- [Exercise]:
The answer should match the entries that follow exactly, except that no image appears in it.

- [Data shown]:
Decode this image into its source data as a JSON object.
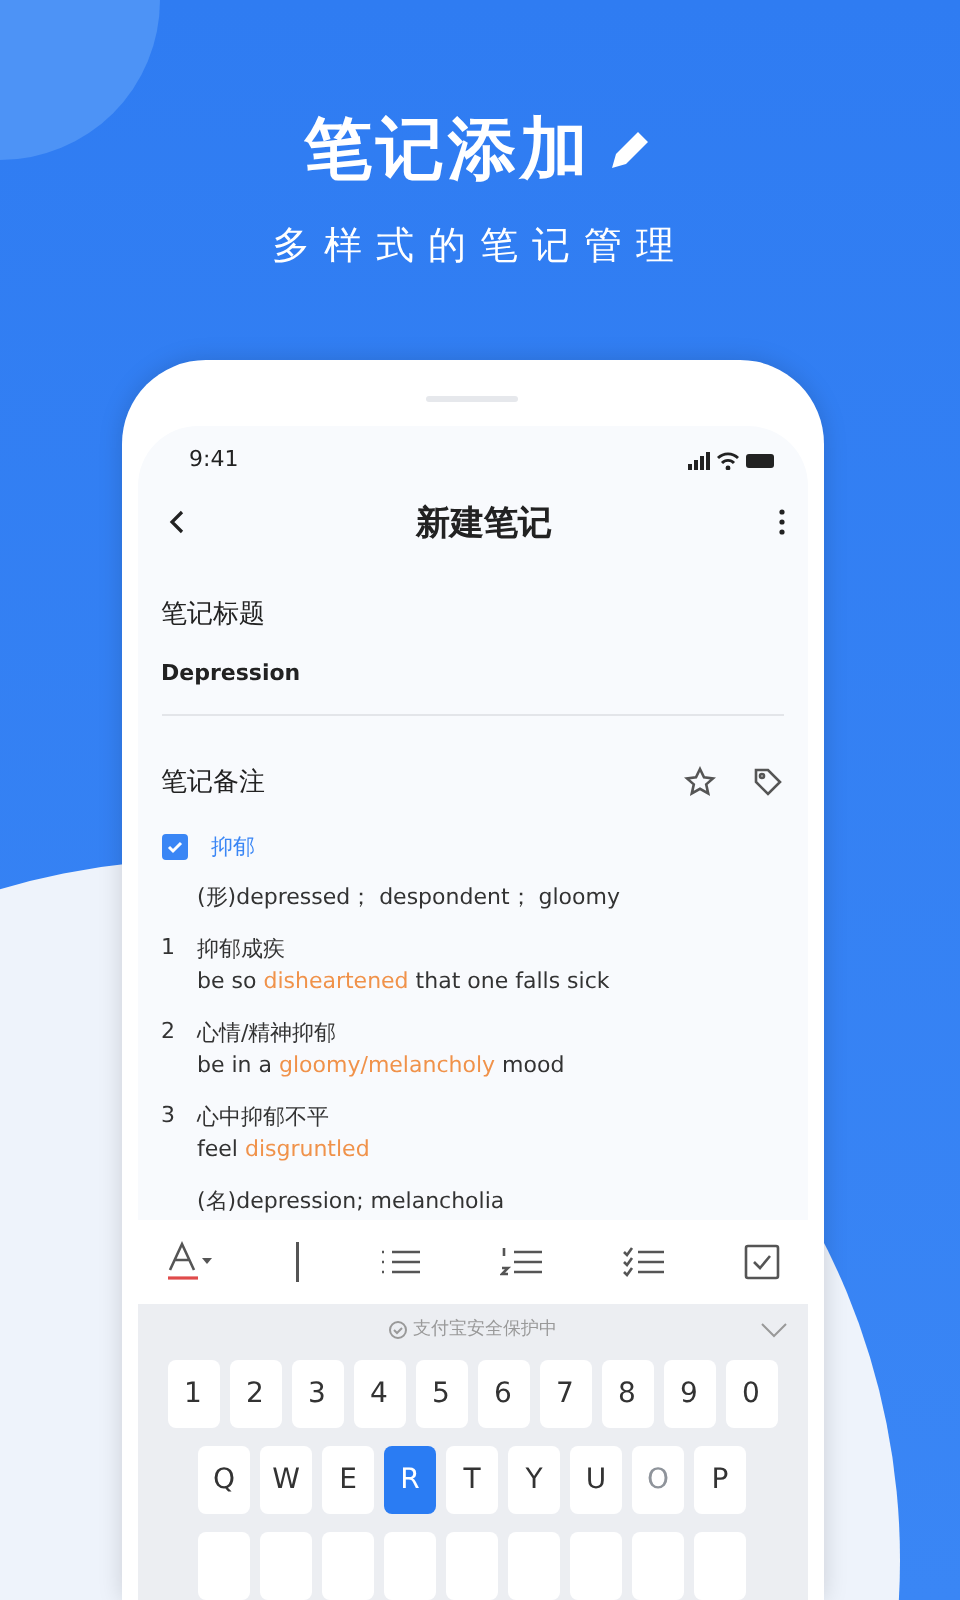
{
  "hero": {
    "title": "笔记添加",
    "subtitle": "多样式的笔记管理"
  },
  "phone": {
    "status_bar": {
      "time": "9:41"
    },
    "header": {
      "title": "新建笔记"
    },
    "title_field": {
      "label": "笔记标题",
      "value": "Depression"
    },
    "notes": {
      "label": "笔记备注",
      "word": {
        "label": "抑郁",
        "checked": true
      },
      "entries": [
        {
          "kind": "pos",
          "text": "(形)depressed； despondent； gloomy"
        },
        {
          "kind": "sense",
          "number": "1",
          "chinese": "抑郁成疾",
          "parts": [
            {
              "text": "be so ",
              "highlighted": false
            },
            {
              "text": "disheartened",
              "highlighted": true
            },
            {
              "text": " that one falls sick",
              "highlighted": false
            }
          ]
        },
        {
          "kind": "sense",
          "number": "2",
          "chinese": "心情/精神抑郁",
          "parts": [
            {
              "text": "be in a ",
              "highlighted": false
            },
            {
              "text": "gloomy/melancholy",
              "highlighted": true
            },
            {
              "text": " mood",
              "highlighted": false
            }
          ]
        },
        {
          "kind": "sense",
          "number": "3",
          "chinese": "心中抑郁不平",
          "parts": [
            {
              "text": "feel ",
              "highlighted": false
            },
            {
              "text": "disgruntled",
              "highlighted": true
            }
          ]
        },
        {
          "kind": "pos",
          "text": "(名)depression; melancholia"
        }
      ]
    },
    "keyboard": {
      "security_text": "支付宝安全保护中",
      "rows": [
        {
          "keys": [
            {
              "label": "1",
              "selected": false,
              "disabled": false
            },
            {
              "label": "2",
              "selected": false,
              "disabled": false
            },
            {
              "label": "3",
              "selected": false,
              "disabled": false
            },
            {
              "label": "4",
              "selected": false,
              "disabled": false
            },
            {
              "label": "5",
              "selected": false,
              "disabled": false
            },
            {
              "label": "6",
              "selected": false,
              "disabled": false
            },
            {
              "label": "7",
              "selected": false,
              "disabled": false
            },
            {
              "label": "8",
              "selected": false,
              "disabled": false
            },
            {
              "label": "9",
              "selected": false,
              "disabled": false
            },
            {
              "label": "0",
              "selected": false,
              "disabled": false
            }
          ]
        },
        {
          "keys": [
            {
              "label": "Q",
              "selected": false,
              "disabled": false
            },
            {
              "label": "W",
              "selected": false,
              "disabled": false
            },
            {
              "label": "E",
              "selected": false,
              "disabled": false
            },
            {
              "label": "R",
              "selected": true,
              "disabled": false
            },
            {
              "label": "T",
              "selected": false,
              "disabled": false
            },
            {
              "label": "Y",
              "selected": false,
              "disabled": false
            },
            {
              "label": "U",
              "selected": false,
              "disabled": false
            },
            {
              "label": "O",
              "selected": false,
              "disabled": true
            },
            {
              "label": "P",
              "selected": false,
              "disabled": false
            }
          ]
        }
      ]
    }
  }
}
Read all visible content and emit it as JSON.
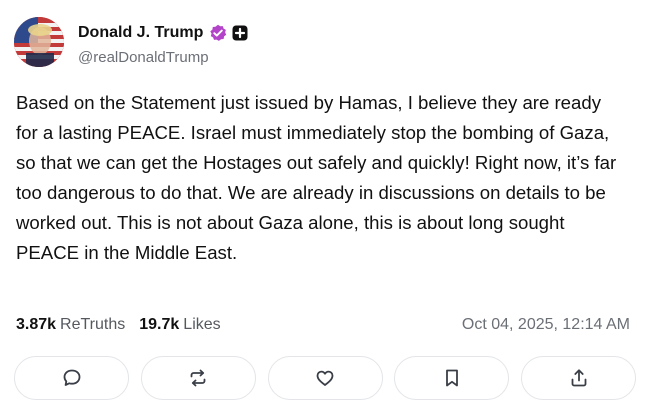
{
  "author": {
    "display_name": "Donald J. Trump",
    "handle": "@realDonaldTrump",
    "avatar_icon": "avatar-flag-portrait",
    "verified_color": "#b344c9"
  },
  "post": {
    "text": "Based on the Statement just issued by Hamas, I believe they are ready for a lasting PEACE. Israel must immediately stop the bombing of Gaza, so that we can get the Hostages out safely and quickly! Right now, it’s far too dangerous to do that. We are already in discussions on details to be worked out. This is not about Gaza alone, this is about long sought PEACE in the Middle East."
  },
  "stats": {
    "retruths_count": "3.87k",
    "retruths_label": "ReTruths",
    "likes_count": "19.7k",
    "likes_label": "Likes",
    "timestamp": "Oct 04, 2025, 12:14 AM"
  },
  "actions": [
    {
      "icon": "reply-icon"
    },
    {
      "icon": "retruth-icon"
    },
    {
      "icon": "like-icon"
    },
    {
      "icon": "bookmark-icon"
    },
    {
      "icon": "share-icon"
    }
  ]
}
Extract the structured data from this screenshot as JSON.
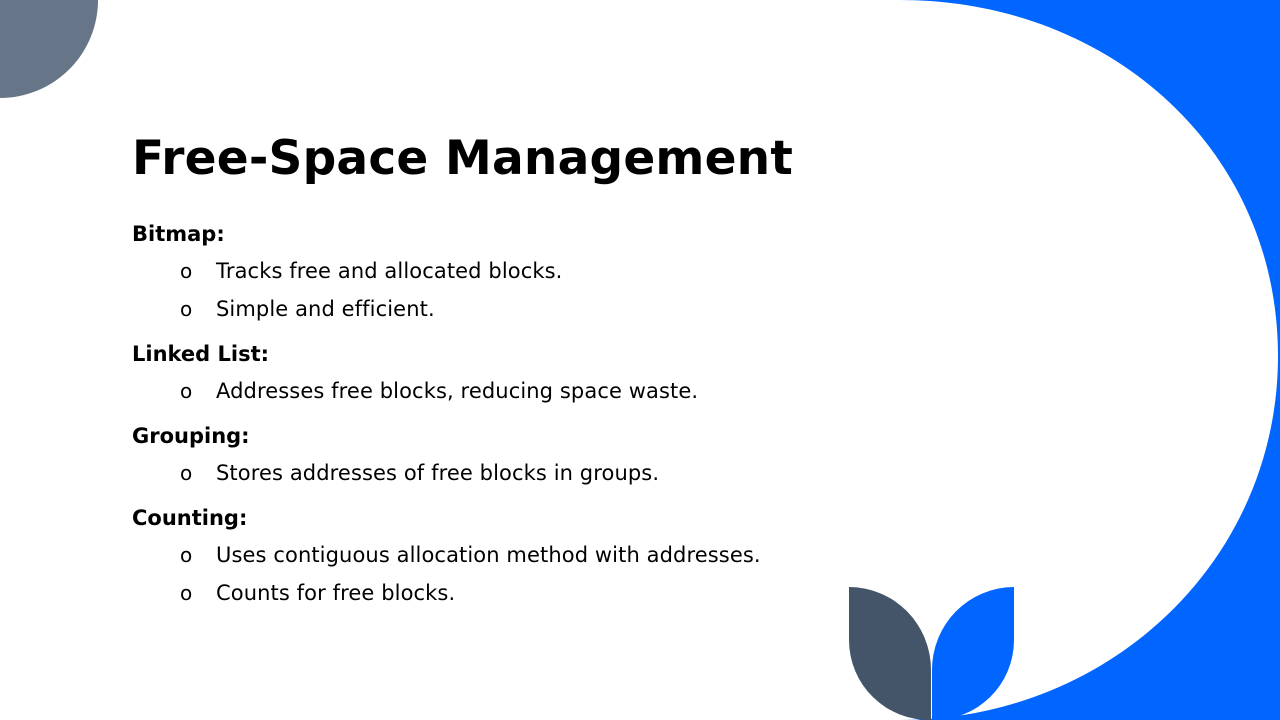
{
  "slide": {
    "title": "Free-Space Management",
    "sections": [
      {
        "heading": "Bitmap:",
        "bullets": [
          "Tracks free and allocated blocks.",
          "Simple and efficient."
        ]
      },
      {
        "heading": "Linked List:",
        "bullets": [
          "Addresses free blocks, reducing space waste."
        ]
      },
      {
        "heading": "Grouping:",
        "bullets": [
          "Stores addresses of free blocks in groups."
        ]
      },
      {
        "heading": "Counting:",
        "bullets": [
          "Uses contiguous allocation method with addresses.",
          "Counts for free blocks."
        ]
      }
    ],
    "bullet_marker": "o"
  },
  "colors": {
    "accent_blue": "#0066ff",
    "slate": "#445469",
    "slate_light": "#667587",
    "text": "#000000",
    "background": "#ffffff"
  }
}
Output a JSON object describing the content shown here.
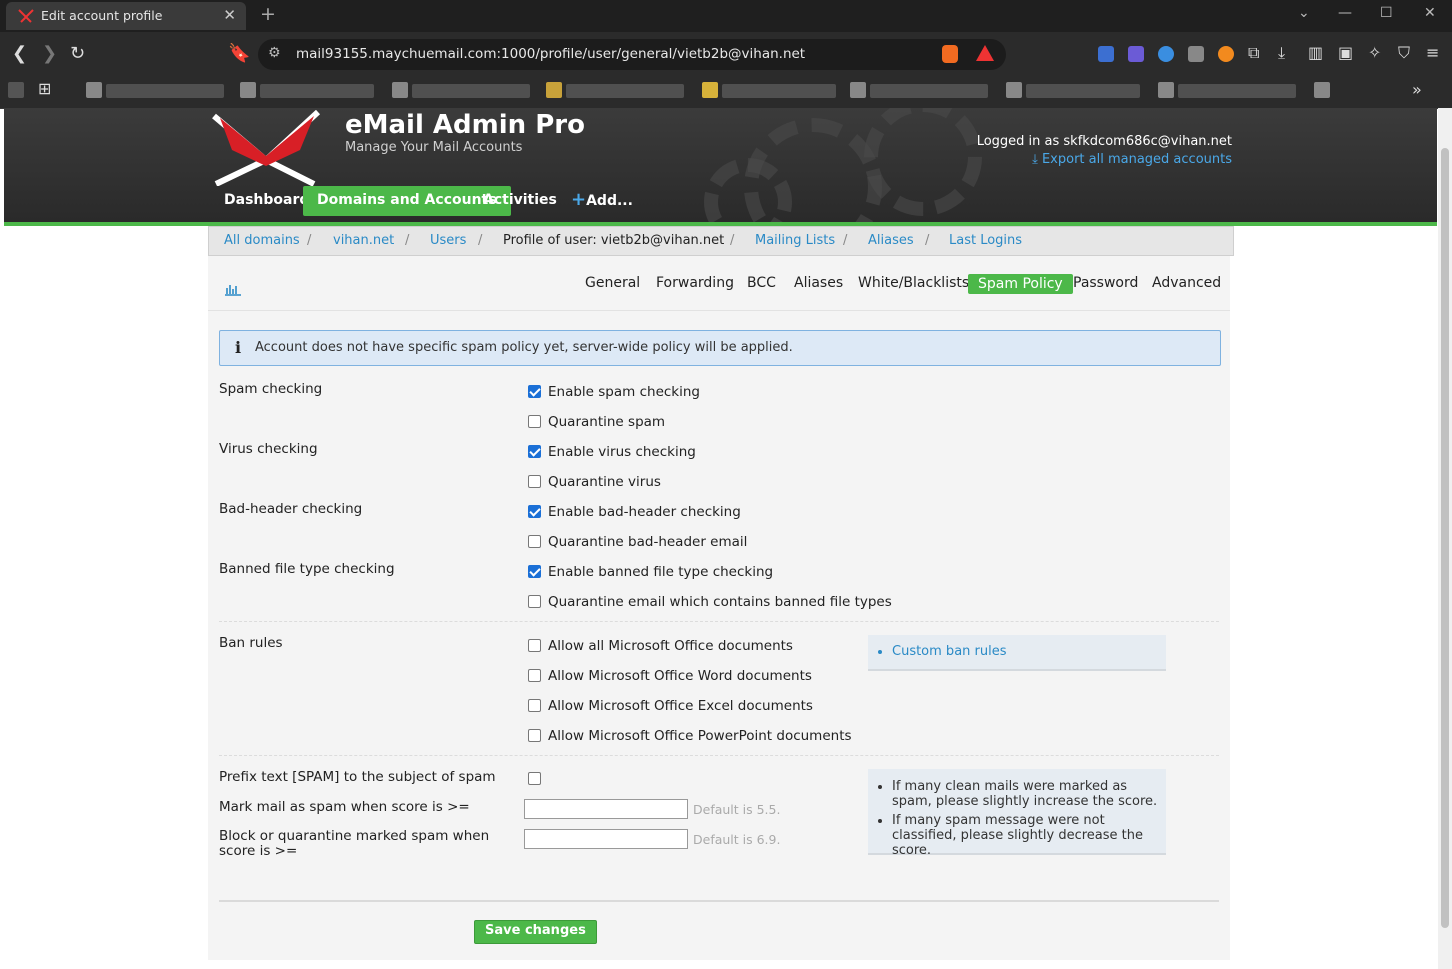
{
  "browser": {
    "tab_title": "Edit account profile",
    "url": "mail93155.maychuemail.com:1000/profile/user/general/vietb2b@vihan.net"
  },
  "app": {
    "brand": "eMail Admin Pro",
    "tagline": "Manage Your Mail Accounts",
    "logged_in": "Logged in as skfkdcom686c@vihan.net",
    "export": "Export all managed accounts",
    "nav": [
      "Dashboard",
      "Domains and Accounts",
      "Activities",
      "Add..."
    ]
  },
  "breadcrumb": {
    "all_domains": "All domains",
    "domain": "vihan.net",
    "users": "Users",
    "current": "Profile of user: vietb2b@vihan.net",
    "mailing_lists": "Mailing Lists",
    "aliases": "Aliases",
    "last_logins": "Last Logins"
  },
  "subnav": [
    "General",
    "Forwarding",
    "BCC",
    "Aliases",
    "White/Blacklists",
    "Spam Policy",
    "Password",
    "Advanced"
  ],
  "info": "Account does not have specific spam policy yet, server-wide policy will be applied.",
  "sections": {
    "spam_checking": "Spam checking",
    "virus_checking": "Virus checking",
    "bad_header_checking": "Bad-header checking",
    "banned_file_type_checking": "Banned file type checking",
    "ban_rules": "Ban rules",
    "prefix_text": "Prefix text [SPAM] to the subject of spam",
    "mark_spam": "Mark mail as spam when score is >=",
    "block_spam": "Block or quarantine marked spam when score is >="
  },
  "options": {
    "enable_spam": "Enable spam checking",
    "quarantine_spam": "Quarantine spam",
    "enable_virus": "Enable virus checking",
    "quarantine_virus": "Quarantine virus",
    "enable_bad_header": "Enable bad-header checking",
    "quarantine_bad_header": "Quarantine bad-header email",
    "enable_banned": "Enable banned file type checking",
    "quarantine_banned": "Quarantine email which contains banned file types",
    "allow_all_office": "Allow all Microsoft Office documents",
    "allow_word": "Allow Microsoft Office Word documents",
    "allow_excel": "Allow Microsoft Office Excel documents",
    "allow_ppt": "Allow Microsoft Office PowerPoint documents"
  },
  "hints": {
    "mark_default": "Default is 5.5.",
    "block_default": "Default is 6.9.",
    "custom_ban_rules": "Custom ban rules",
    "score_tip_1": "If many clean mails were marked as spam, please slightly increase the score.",
    "score_tip_2": "If many spam message were not classified, please slightly decrease the score."
  },
  "save_label": "Save changes"
}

- [Problem solution]:
Decode this image into its source data as a JSON object.
{
  "hero": {
    "title": "笔记添加",
    "subtitle": "多样式的笔记管理"
  },
  "phone": {
    "status_bar": {
      "time": "9:41"
    },
    "header": {
      "title": "新建笔记"
    },
    "title_field": {
      "label": "笔记标题",
      "value": "Depression"
    },
    "notes": {
      "label": "笔记备注",
      "word": {
        "label": "抑郁",
        "checked": true
      },
      "entries": [
        {
          "kind": "pos",
          "text": "(形)depressed； despondent； gloomy"
        },
        {
          "kind": "sense",
          "number": "1",
          "chinese": "抑郁成疾",
          "parts": [
            {
              "text": "be so ",
              "highlighted": false
            },
            {
              "text": "disheartened",
              "highlighted": true
            },
            {
              "text": " that one falls sick",
              "highlighted": false
            }
          ]
        },
        {
          "kind": "sense",
          "number": "2",
          "chinese": "心情/精神抑郁",
          "parts": [
            {
              "text": "be in a ",
              "highlighted": false
            },
            {
              "text": "gloomy/melancholy",
              "highlighted": true
            },
            {
              "text": " mood",
              "highlighted": false
            }
          ]
        },
        {
          "kind": "sense",
          "number": "3",
          "chinese": "心中抑郁不平",
          "parts": [
            {
              "text": "feel ",
              "highlighted": false
            },
            {
              "text": "disgruntled",
              "highlighted": true
            }
          ]
        },
        {
          "kind": "pos",
          "text": "(名)depression; melancholia"
        }
      ]
    },
    "keyboard": {
      "security_text": "支付宝安全保护中",
      "rows": [
        {
          "keys": [
            {
              "label": "1",
              "selected": false,
              "disabled": false
            },
            {
              "label": "2",
              "selected": false,
              "disabled": false
            },
            {
              "label": "3",
              "selected": false,
              "disabled": false
            },
            {
              "label": "4",
              "selected": false,
              "disabled": false
            },
            {
              "label": "5",
              "selected": false,
              "disabled": false
            },
            {
              "label": "6",
              "selected": false,
              "disabled": false
            },
            {
              "label": "7",
              "selected": false,
              "disabled": false
            },
            {
              "label": "8",
              "selected": false,
              "disabled": false
            },
            {
              "label": "9",
              "selected": false,
              "disabled": false
            },
            {
              "label": "0",
              "selected": false,
              "disabled": false
            }
          ]
        },
        {
          "keys": [
            {
              "label": "Q",
              "selected": false,
              "disabled": false
            },
            {
              "label": "W",
              "selected": false,
              "disabled": false
            },
            {
              "label": "E",
              "selected": false,
              "disabled": false
            },
            {
              "label": "R",
              "selected": true,
              "disabled": false
            },
            {
              "label": "T",
              "selected": false,
              "disabled": false
            },
            {
              "label": "Y",
              "selected": false,
              "disabled": false
            },
            {
              "label": "U",
              "selected": false,
              "disabled": false
            },
            {
              "label": "O",
              "selected": false,
              "disabled": true
            },
            {
              "label": "P",
              "selected": false,
              "disabled": false
            }
          ]
        }
      ]
    }
  }
}
Read all visible content and emit it as JSON.
{
  "author": {
    "display_name": "Donald J. Trump",
    "handle": "@realDonaldTrump",
    "avatar_icon": "avatar-flag-portrait",
    "verified_color": "#b344c9"
  },
  "post": {
    "text": "Based on the Statement just issued by Hamas, I believe they are ready for a lasting PEACE. Israel must immediately stop the bombing of Gaza, so that we can get the Hostages out safely and quickly! Right now, it’s far too dangerous to do that. We are already in discussions on details to be worked out. This is not about Gaza alone, this is about long sought PEACE in the Middle East."
  },
  "stats": {
    "retruths_count": "3.87k",
    "retruths_label": "ReTruths",
    "likes_count": "19.7k",
    "likes_label": "Likes",
    "timestamp": "Oct 04, 2025, 12:14 AM"
  },
  "actions": [
    {
      "icon": "reply-icon"
    },
    {
      "icon": "retruth-icon"
    },
    {
      "icon": "like-icon"
    },
    {
      "icon": "bookmark-icon"
    },
    {
      "icon": "share-icon"
    }
  ]
}
Extract the structured data from this screenshot as JSON.
{
  "slide": {
    "title": "Free-Space Management",
    "sections": [
      {
        "heading": "Bitmap:",
        "bullets": [
          "Tracks free and allocated blocks.",
          "Simple and efficient."
        ]
      },
      {
        "heading": "Linked List:",
        "bullets": [
          "Addresses free blocks, reducing space waste."
        ]
      },
      {
        "heading": "Grouping:",
        "bullets": [
          "Stores addresses of free blocks in groups."
        ]
      },
      {
        "heading": "Counting:",
        "bullets": [
          "Uses contiguous allocation method with addresses.",
          "Counts for free blocks."
        ]
      }
    ],
    "bullet_marker": "o"
  },
  "colors": {
    "accent_blue": "#0066ff",
    "slate": "#445469",
    "slate_light": "#667587",
    "text": "#000000",
    "background": "#ffffff"
  }
}
Output a JSON object describing the content shown here.
{
  "browser": {
    "tab_title": "Edit account profile",
    "url": "mail93155.maychuemail.com:1000/profile/user/general/vietb2b@vihan.net"
  },
  "app": {
    "brand": "eMail Admin Pro",
    "tagline": "Manage Your Mail Accounts",
    "logged_in": "Logged in as skfkdcom686c@vihan.net",
    "export": "Export all managed accounts",
    "nav": [
      "Dashboard",
      "Domains and Accounts",
      "Activities",
      "Add..."
    ]
  },
  "breadcrumb": {
    "all_domains": "All domains",
    "domain": "vihan.net",
    "users": "Users",
    "current": "Profile of user: vietb2b@vihan.net",
    "mailing_lists": "Mailing Lists",
    "aliases": "Aliases",
    "last_logins": "Last Logins"
  },
  "subnav": [
    "General",
    "Forwarding",
    "BCC",
    "Aliases",
    "White/Blacklists",
    "Spam Policy",
    "Password",
    "Advanced"
  ],
  "info": "Account does not have specific spam policy yet, server-wide policy will be applied.",
  "sections": {
    "spam_checking": "Spam checking",
    "virus_checking": "Virus checking",
    "bad_header_checking": "Bad-header checking",
    "banned_file_type_checking": "Banned file type checking",
    "ban_rules": "Ban rules",
    "prefix_text": "Prefix text [SPAM] to the subject of spam",
    "mark_spam": "Mark mail as spam when score is >=",
    "block_spam": "Block or quarantine marked spam when score is >="
  },
  "options": {
    "enable_spam": "Enable spam checking",
    "quarantine_spam": "Quarantine spam",
    "enable_virus": "Enable virus checking",
    "quarantine_virus": "Quarantine virus",
    "enable_bad_header": "Enable bad-header checking",
    "quarantine_bad_header": "Quarantine bad-header email",
    "enable_banned": "Enable banned file type checking",
    "quarantine_banned": "Quarantine email which contains banned file types",
    "allow_all_office": "Allow all Microsoft Office documents",
    "allow_word": "Allow Microsoft Office Word documents",
    "allow_excel": "Allow Microsoft Office Excel documents",
    "allow_ppt": "Allow Microsoft Office PowerPoint documents"
  },
  "hints": {
    "mark_default": "Default is 5.5.",
    "block_default": "Default is 6.9.",
    "custom_ban_rules": "Custom ban rules",
    "score_tip_1": "If many clean mails were marked as spam, please slightly increase the score.",
    "score_tip_2": "If many spam message were not classified, please slightly decrease the score."
  },
  "save_label": "Save changes"
}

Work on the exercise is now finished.